Los Super Seven – Bowery Ballroom (New York City, NY)
As Cesar Rosas counted off — “Uno, dos, one, two, tres, cuatro!” — and Los Super Seven (well, Los Super Eleven at that point) launched into its frenetic encore of “Wooly Bully”, it was enough to make even the most cynical New Yorker smile. It should be illegal to have that much talent on one stage.
One of the most super of supergroups, Los Super Seven is a collection of musicians paying tribute to Mexican music. As if the seven core members — Rosas, David Hidalgo, Freddy Fender, Joe Ely, Rick Trevino, Ruben Ramos, and Joel Guzman (filling in for Flaco Jimenez) — weren’t super enough, the band added Steve Berlin, Max Baca, Sarah Fox and Israel “Speedy” Villanueva for the show, one of only three shows the band played to promote its self-titled RCA album that came out in mid-September.
In the liner notes for the CD, author John Sayles writes, “Los Super Seven is a place…[to] hear great storytellers play songs from the heart.” The all-star band fulfilled that mission this night. Whether it was Ramos caressing each note on “La Madrugada” and “La Morena” or Rosas and Trevino dueting on “Margarita”, each song was sung with heartfelt intensity. The instrumental work of Hidalgo, who played drums, fiddle, guitar and requinto (a smaller guitar that produces a more staccato sound), and Guzman, who proved himself a worthy replacement for Jimenez on the accordion, fueled each song and destroyed any existing language barriers.
In a concert of many peaks, perhaps the highest was reached with the mid-show arrival of Ely and Fender. Ely tore through “Gallo Del Cielo”, upping the intensity with each verse, and Fender’s version of the hypnotic “Un Lunes Por La Manana” featured a playful instrumental duel between Hidalgo’s requinto and Guzman’s accordion, with Ramos and Ely gleefully clapping along in the wings.
By the time the band closed with the rocking lilt of “El Canoero”, the crowd finally began to let go, which, of course, meant lots of bad dancing. The awkward shuffling continued during the encores, with Fender singing his hits “Before The Next Teardrop Falls” and “Wasted Days And Wasted Nights” before the final jams on “Wooly Bully” and Ely’s “Fingernails”.
Each band member left the stage sporting a wide smile, much as they did after every song this night.

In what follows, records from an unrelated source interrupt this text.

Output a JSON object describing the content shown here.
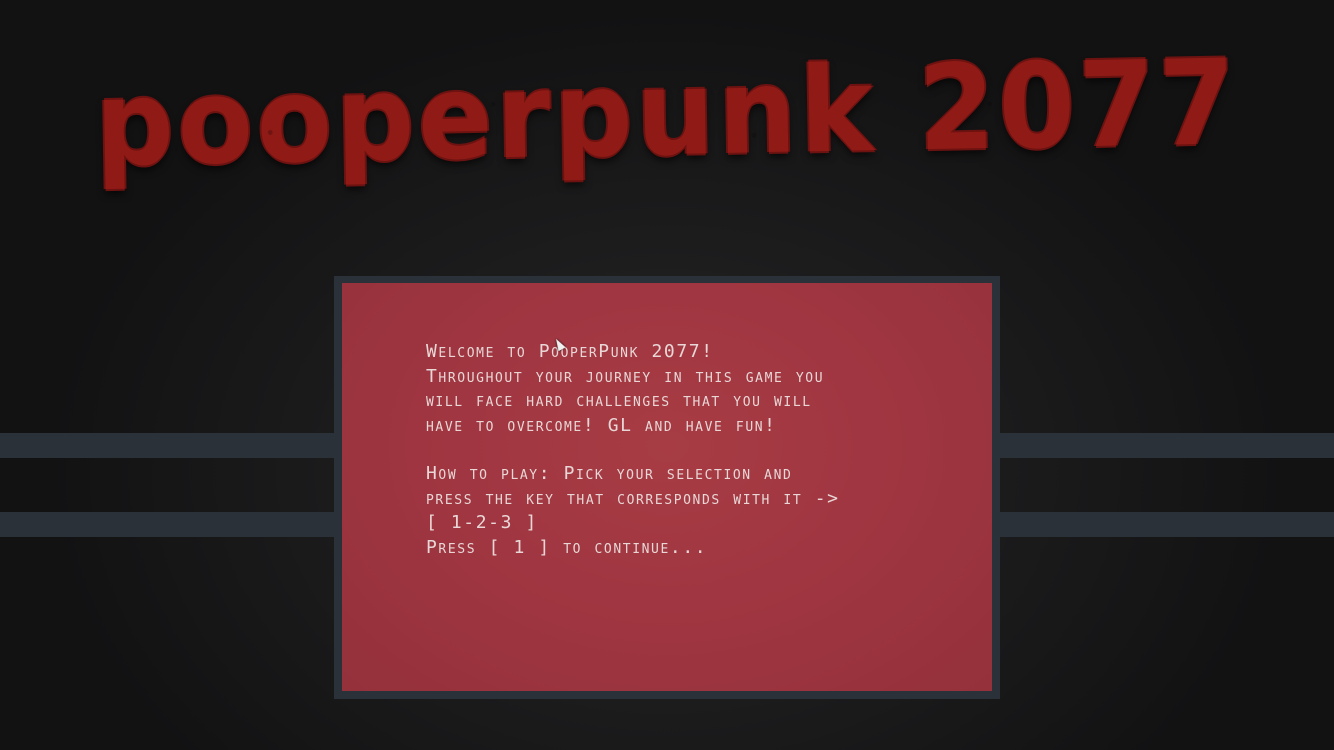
{
  "title": "PooperPunk 2077",
  "dialog": {
    "lines": [
      "Welcome to PooperPunk 2077!",
      "Throughout your journey in this game you",
      "will face hard challenges that you will",
      "have to overcome!   GL and have fun!",
      "How to play: Pick your selection and",
      "press the key that corresponds with it ->",
      "[ 1-2-3 ]",
      "Press [ 1 ] to continue..."
    ]
  },
  "colors": {
    "background": "#1d1d1e",
    "title": "#8f1a16",
    "panel": "#a03641",
    "frame": "#2b3139",
    "text": "#e8d7d6"
  },
  "icons": {
    "cursor": "mouse-pointer-icon"
  }
}
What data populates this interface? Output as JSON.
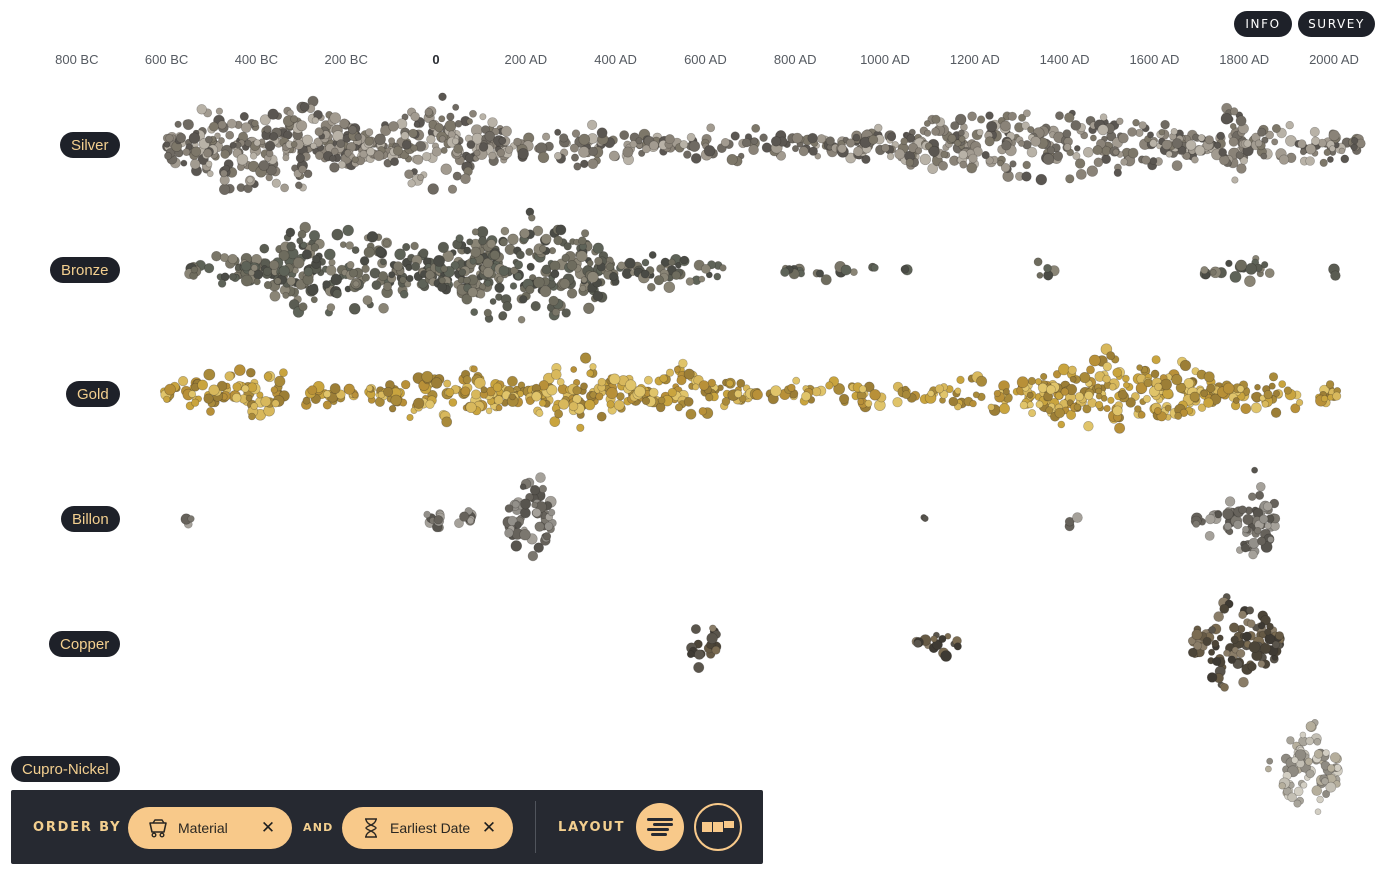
{
  "header": {
    "info_label": "INFO",
    "survey_label": "SURVEY"
  },
  "timeline": {
    "ticks": [
      {
        "label": "800 BC",
        "year": -800
      },
      {
        "label": "600 BC",
        "year": -600
      },
      {
        "label": "400 BC",
        "year": -400
      },
      {
        "label": "200 BC",
        "year": -200
      },
      {
        "label": "0",
        "year": 0
      },
      {
        "label": "200 AD",
        "year": 200
      },
      {
        "label": "400 AD",
        "year": 400
      },
      {
        "label": "600 AD",
        "year": 600
      },
      {
        "label": "800 AD",
        "year": 800
      },
      {
        "label": "1000 AD",
        "year": 1000
      },
      {
        "label": "1200 AD",
        "year": 1200
      },
      {
        "label": "1400 AD",
        "year": 1400
      },
      {
        "label": "1600 AD",
        "year": 1600
      },
      {
        "label": "1800 AD",
        "year": 1800
      },
      {
        "label": "2000 AD",
        "year": 2000
      }
    ]
  },
  "materials": [
    {
      "name": "Silver",
      "palette": [
        "#8a8378",
        "#a29b90",
        "#6f6a62",
        "#5a5651",
        "#b8b2a7",
        "#7d7769"
      ],
      "clusters": [
        {
          "start": -600,
          "end": -150,
          "density": 0.85
        },
        {
          "start": -150,
          "end": 160,
          "density": 0.75
        },
        {
          "start": 160,
          "end": 500,
          "density": 0.3
        },
        {
          "start": 500,
          "end": 900,
          "density": 0.25
        },
        {
          "start": 900,
          "end": 1750,
          "density": 0.55
        },
        {
          "start": 1750,
          "end": 1800,
          "density": 0.95
        },
        {
          "start": 1800,
          "end": 2060,
          "density": 0.35
        }
      ]
    },
    {
      "name": "Bronze",
      "palette": [
        "#5a5c52",
        "#6e6c5e",
        "#4a4b45",
        "#7a7668",
        "#5e6358",
        "#8a8576"
      ],
      "clusters": [
        {
          "start": -550,
          "end": -430,
          "density": 0.25
        },
        {
          "start": -430,
          "end": 0,
          "density": 0.75
        },
        {
          "start": 0,
          "end": 400,
          "density": 0.95
        },
        {
          "start": 400,
          "end": 640,
          "density": 0.25
        },
        {
          "start": 760,
          "end": 1050,
          "density": 0.08
        },
        {
          "start": 1300,
          "end": 1400,
          "density": 0.04
        },
        {
          "start": 1710,
          "end": 1860,
          "density": 0.18
        },
        {
          "start": 2000,
          "end": 2010,
          "density": 0.06
        }
      ]
    },
    {
      "name": "Gold",
      "palette": [
        "#c9a43e",
        "#b89038",
        "#d8b85c",
        "#a98a3a",
        "#e0c46a",
        "#9c7e36"
      ],
      "clusters": [
        {
          "start": -610,
          "end": -180,
          "density": 0.35
        },
        {
          "start": -150,
          "end": 200,
          "density": 0.45
        },
        {
          "start": 200,
          "end": 450,
          "density": 0.55
        },
        {
          "start": 450,
          "end": 700,
          "density": 0.45
        },
        {
          "start": 700,
          "end": 1100,
          "density": 0.18
        },
        {
          "start": 1100,
          "end": 1300,
          "density": 0.25
        },
        {
          "start": 1300,
          "end": 1750,
          "density": 0.7
        },
        {
          "start": 1750,
          "end": 2010,
          "density": 0.3
        }
      ]
    },
    {
      "name": "Billon",
      "palette": [
        "#7b776f",
        "#93908a",
        "#66625b",
        "#a5a19a",
        "#57544e"
      ],
      "clusters": [
        {
          "start": -560,
          "end": -545,
          "density": 0.05
        },
        {
          "start": -20,
          "end": 80,
          "density": 0.25
        },
        {
          "start": 160,
          "end": 260,
          "density": 0.8
        },
        {
          "start": 1080,
          "end": 1090,
          "density": 0.03
        },
        {
          "start": 1400,
          "end": 1440,
          "density": 0.04
        },
        {
          "start": 1690,
          "end": 1750,
          "density": 0.2
        },
        {
          "start": 1760,
          "end": 1870,
          "density": 0.8
        }
      ]
    },
    {
      "name": "Copper",
      "palette": [
        "#4c4538",
        "#665a45",
        "#3e3a33",
        "#7b6c52",
        "#8a7d68",
        "#5a554c"
      ],
      "clusters": [
        {
          "start": 560,
          "end": 630,
          "density": 0.35
        },
        {
          "start": 1070,
          "end": 1170,
          "density": 0.2
        },
        {
          "start": 1680,
          "end": 1880,
          "density": 0.75
        }
      ]
    },
    {
      "name": "Cupro-Nickel",
      "palette": [
        "#a8a49a",
        "#c3bfb4",
        "#8f8b82",
        "#d2cec3",
        "#b5ae9c"
      ],
      "clusters": [
        {
          "start": 1850,
          "end": 1860,
          "density": 0.05
        },
        {
          "start": 1880,
          "end": 2010,
          "density": 0.85
        }
      ]
    }
  ],
  "toolbar": {
    "order_by_label": "ORDER BY",
    "and_label": "AND",
    "layout_label": "LAYOUT",
    "chips": [
      {
        "label": "Material",
        "icon": "cart-icon",
        "remove_icon": "close-icon"
      },
      {
        "label": "Earliest Date",
        "icon": "hourglass-icon",
        "remove_icon": "close-icon"
      }
    ],
    "layout_options": [
      {
        "name": "swarm",
        "selected": true
      },
      {
        "name": "grid",
        "selected": false
      }
    ]
  },
  "colors": {
    "label_bg": "#1e2129",
    "label_text": "#f3cf8f",
    "toolbar_bg": "#262931",
    "chip_bg": "#f8c98a"
  }
}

One can only hope a Los Super Seven “Fiesta Grande” tour might be on the horizon.